January 2, 2023

Fact or Fiction? Families need a big home to host an au pair

5 minutes
About au pairs
“How big does my home have to be in order to host an au pair?”

It’s a question that many families ask us, and with good reason. The trend towards downsizing these days means families are living in less square footage than in years past. Space comes at an even bigger premium in urban areas so this is a particular concern for families living in places like New York City, Boston, San Francisco, Seattle and Washington D.C.

In fact, there are no rules governing how big a host family’s home must be in order to host an au pair. The U.S. Department of State, which regulates the au pair program, dictates only that an au pair must have their own private bedroom. That being said, there are still plenty of parents who express concern over hosting an au pair in a house without loads of extra room. The main worry is that their family will lose privacy—or the au pair won’t have enough of their own.

When we asked Krista Rietberg, a Local Childcare Consultant (LCC) for Cultural Care Au Pair in Seattle, WA, to speak on this topic, her reply was: “Sure. So many of my families are in small houses in West Seattle so I talk about this all the time!”

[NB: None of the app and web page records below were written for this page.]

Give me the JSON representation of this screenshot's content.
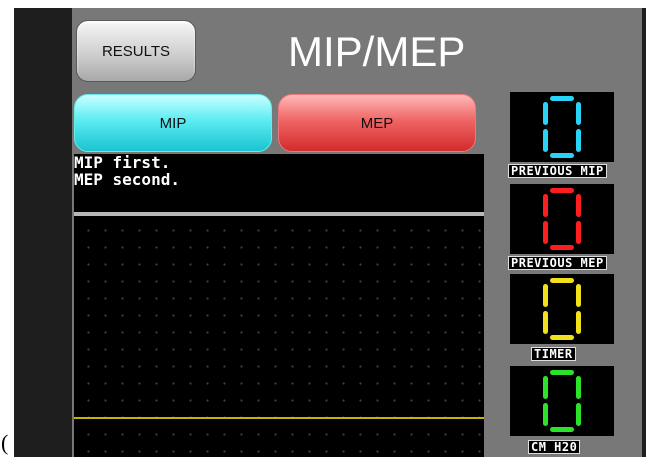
{
  "stray_char": "(",
  "header": {
    "results_label": "RESULTS",
    "title": "MIP/MEP"
  },
  "modes": {
    "mip_label": "MIP",
    "mep_label": "MEP"
  },
  "message": {
    "line1": "MIP first.",
    "line2": "MEP second."
  },
  "displays": [
    {
      "label": "PREVIOUS MIP",
      "color": "#29d3f5",
      "digit": "0"
    },
    {
      "label": "PREVIOUS MEP",
      "color": "#ff1e1e",
      "digit": "0"
    },
    {
      "label": "TIMER",
      "color": "#f2e01a",
      "digit": "0"
    },
    {
      "label": "CM H20",
      "color": "#2be32b",
      "digit": "0"
    }
  ],
  "colors": {
    "mip_button": "#3ee0ea",
    "mep_button": "#e84848",
    "baseline": "#c8b400",
    "screen_bg": "#787878"
  }
}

In addition to being an LCC, Krista was also a host mom for 6 years (she recently retired from the program due to her children’s ages). She lives with her three children in a 1,400 square foot house with 4 bedrooms and one bathroom. Says Krista, “Our daughters shared a room on the main floor where the au pair’s bedroom also was. My son had a room upstairs with me. We all shared one bathroom and never had any issues in six years.” The Rietbergs also shared one car with their au pairs.

Krista adds:

“In my experience, once my au pairs made friends and started taking classes there was a good balance between time with the family and time outside the house. But we signed up with Cultural Care Au Pair knowing we wanted our au pairs to be a part of our lives so we always encouraged them to hang with us if they wanted. We also implemented a closed door policy—if the au pair’s door was closed the kids had to leave her alone so she could have her own private time.”

Jenn Guarracino is a Cultural Care host mom whose family has lived in both small and large quarters with their four au pairs. Ironically, she says, “When we were living in our 1,250 square foot condo in Boston we probably had the most privacy. Because of where our au pair’s bedroom was, her social habits and the fact that we were in the city, we actually saw less of Caty than we have of our last few au pairs.”

To ensure families and au pairs have enough alone time Jenn suggests outfitting the au pair’s room with items to help them feel connected to the world:

“Our au pairs have their own laptop and television in their rooms so they can stay connected with friends and family and watch what they want on their own. While all of our au pairs are always more than welcome to join us for dinner or to hang out afterwards with the family, they often have plans with friends or are just tired from a long day with our girls and want to retire to their rooms. Before our au pairs arrive, we are insistent that during ‘off hours’ they feel comfortable doing whatever they would like to do. We don’t take offense if our au pairs don’t want to hang out with us and this has worked out well.”

Bob Mitchell, Senior Director of Placement at Cultural Care Au Pair, says that families should be upfront about their personal needs and expectations during interviews with au pairs to make sure whoever they choose is a good match.

“Whether host parents really want an au pair to become an integral part of the family or if they prefer more private time with each other and their children, this should be discussed during the phone interviews. Families who do need more privacy will ultimately do better with a very independent, social au pair versus someone who is more of a homebody.”

From an au pair’s perspective, “It is about the family not the house,” says Krista Rietberg. She adds, “I think most au pairs are looking for a great family, not a huge house. They want to feel like a family member. My house is small and crazy and my au pairs have loved it.”

Jenn Guarracino agrees. “Au pairs might be initially impressed with host family applications that include photos of big, beautiful homes, but they learn that what will really ensure a happy au pair year is a good relationship with their host family.”

Responses to a recent Cultural Care Au Pair Facebook post support these opinions. When asked: “What size house do you live in and how does it work out for you and your family?” au pairs agreed that the size of their host family’s home wasn’t that important.

Mexican au pair Adriana Lopez Garibay, wrote: “It doesn’t matter the size of the house, the most important thing is how you feel with your host family and the relationship with them…”

Marina Galhardi, a Cultural Care au pair from Brazil was an au pair for a family of five in San Francisco. She just returned home in August and says, “We were six people living in a three bedroom house and one bathroom to share between all of us. It worked out really well, and I stayed there for two years!”

German au pair Sophia Kröger also just returned to her home country this summer after a successful year with her host family in Boston. “I lived in a small apartment with three bedrooms. We had three children, the host parents and me and it worked out perfectly fine! I had my own room I could go to if I needed time for me but I loved my host family so much that I spent my free time with them anyways. So the size of the house really doesn’t matter if you have a good connection with your host family.”

Of course, some au pairs prefer a small house if it means they will be closer to a bustling urban community. Celise Buchmann is a Brazilian au pair spending her second year with a new host family in New York City. She posted:

“I’m living in Brooklyn, NY. Do you think I care about the apartment size?!”